Work request
Excluding any images, copy all of the lines below precisely as written.

Data supplied
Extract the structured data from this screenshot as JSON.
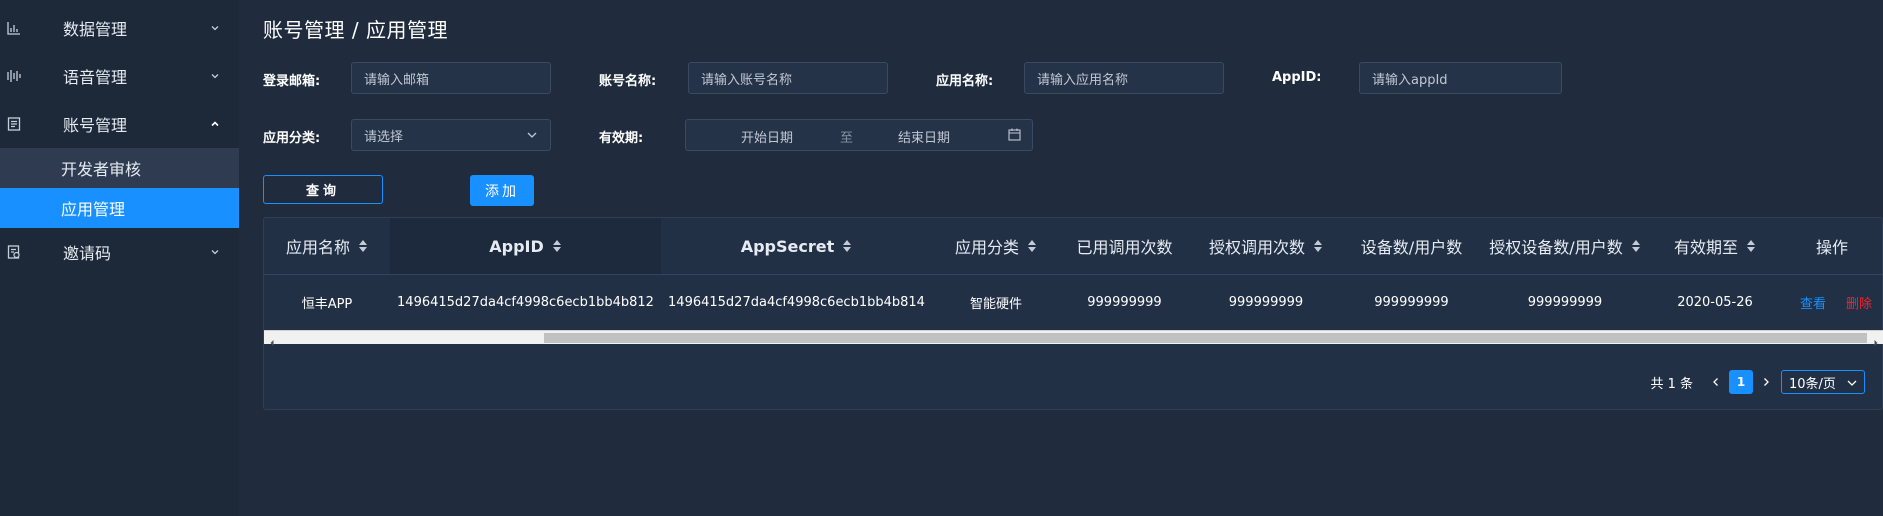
{
  "sidebar": {
    "menu": [
      {
        "label": "数据管理",
        "icon": "bar-chart-icon"
      },
      {
        "label": "语音管理",
        "icon": "audio-wave-icon"
      },
      {
        "label": "账号管理",
        "icon": "account-doc-icon"
      },
      {
        "label": "邀请码",
        "icon": "invite-code-icon"
      }
    ],
    "sub_items": [
      {
        "label": "开发者审核"
      },
      {
        "label": "应用管理"
      }
    ]
  },
  "page_title": "账号管理 / 应用管理",
  "filters": {
    "email": {
      "label": "登录邮箱:",
      "placeholder": "请输入邮箱"
    },
    "account_name": {
      "label": "账号名称:",
      "placeholder": "请输入账号名称"
    },
    "app_name": {
      "label": "应用名称:",
      "placeholder": "请输入应用名称"
    },
    "appid": {
      "label": "AppID:",
      "placeholder": "请输入appId"
    },
    "category": {
      "label": "应用分类:",
      "placeholder": "请选择"
    },
    "validity": {
      "label": "有效期:",
      "start_placeholder": "开始日期",
      "separator": "至",
      "end_placeholder": "结束日期"
    }
  },
  "actions": {
    "query": "查询",
    "add": "添加"
  },
  "table": {
    "columns": [
      {
        "label": "应用名称",
        "sortable": true
      },
      {
        "label": "AppID",
        "sortable": true
      },
      {
        "label": "AppSecret",
        "sortable": true
      },
      {
        "label": "应用分类",
        "sortable": true
      },
      {
        "label": "已用调用次数",
        "sortable": false
      },
      {
        "label": "授权调用次数",
        "sortable": true
      },
      {
        "label": "设备数/用户数",
        "sortable": false
      },
      {
        "label": "授权设备数/用户数",
        "sortable": true
      },
      {
        "label": "有效期至",
        "sortable": true
      },
      {
        "label": "操作",
        "sortable": false
      }
    ],
    "rows": [
      {
        "app_name": "恒丰APP",
        "appid": "1496415d27da4cf4998c6ecb1bb4b812",
        "appsecret": "1496415d27da4cf4998c6ecb1bb4b814",
        "category": "智能硬件",
        "used_calls": "999999999",
        "auth_calls": "999999999",
        "devices_users": "999999999",
        "auth_devices_users": "999999999",
        "expiry": "2020-05-26",
        "op_view": "查看",
        "op_delete": "删除"
      }
    ]
  },
  "pagination": {
    "total": "共 1 条",
    "current": "1",
    "page_size": "10条/页"
  },
  "colors": {
    "accent": "#1890ff",
    "danger": "#f5222d",
    "sidebar_bg": "#1d2839",
    "page_bg": "#202c3d"
  }
}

Task answer
Extract the structured data from this screenshot as JSON.
{
  "sidebar": {
    "menu": [
      {
        "label": "数据管理",
        "icon": "bar-chart-icon"
      },
      {
        "label": "语音管理",
        "icon": "audio-wave-icon"
      },
      {
        "label": "账号管理",
        "icon": "account-doc-icon"
      },
      {
        "label": "邀请码",
        "icon": "invite-code-icon"
      }
    ],
    "sub_items": [
      {
        "label": "开发者审核"
      },
      {
        "label": "应用管理"
      }
    ]
  },
  "page_title": "账号管理 / 应用管理",
  "filters": {
    "email": {
      "label": "登录邮箱:",
      "placeholder": "请输入邮箱"
    },
    "account_name": {
      "label": "账号名称:",
      "placeholder": "请输入账号名称"
    },
    "app_name": {
      "label": "应用名称:",
      "placeholder": "请输入应用名称"
    },
    "appid": {
      "label": "AppID:",
      "placeholder": "请输入appId"
    },
    "category": {
      "label": "应用分类:",
      "placeholder": "请选择"
    },
    "validity": {
      "label": "有效期:",
      "start_placeholder": "开始日期",
      "separator": "至",
      "end_placeholder": "结束日期"
    }
  },
  "actions": {
    "query": "查询",
    "add": "添加"
  },
  "table": {
    "columns": [
      {
        "label": "应用名称",
        "sortable": true
      },
      {
        "label": "AppID",
        "sortable": true
      },
      {
        "label": "AppSecret",
        "sortable": true
      },
      {
        "label": "应用分类",
        "sortable": true
      },
      {
        "label": "已用调用次数",
        "sortable": false
      },
      {
        "label": "授权调用次数",
        "sortable": true
      },
      {
        "label": "设备数/用户数",
        "sortable": false
      },
      {
        "label": "授权设备数/用户数",
        "sortable": true
      },
      {
        "label": "有效期至",
        "sortable": true
      },
      {
        "label": "操作",
        "sortable": false
      }
    ],
    "rows": [
      {
        "app_name": "恒丰APP",
        "appid": "1496415d27da4cf4998c6ecb1bb4b812",
        "appsecret": "1496415d27da4cf4998c6ecb1bb4b814",
        "category": "智能硬件",
        "used_calls": "999999999",
        "auth_calls": "999999999",
        "devices_users": "999999999",
        "auth_devices_users": "999999999",
        "expiry": "2020-05-26",
        "op_view": "查看",
        "op_delete": "删除"
      }
    ]
  },
  "pagination": {
    "total": "共 1 条",
    "current": "1",
    "page_size": "10条/页"
  },
  "colors": {
    "accent": "#1890ff",
    "danger": "#f5222d",
    "sidebar_bg": "#1d2839",
    "page_bg": "#202c3d"
  }
}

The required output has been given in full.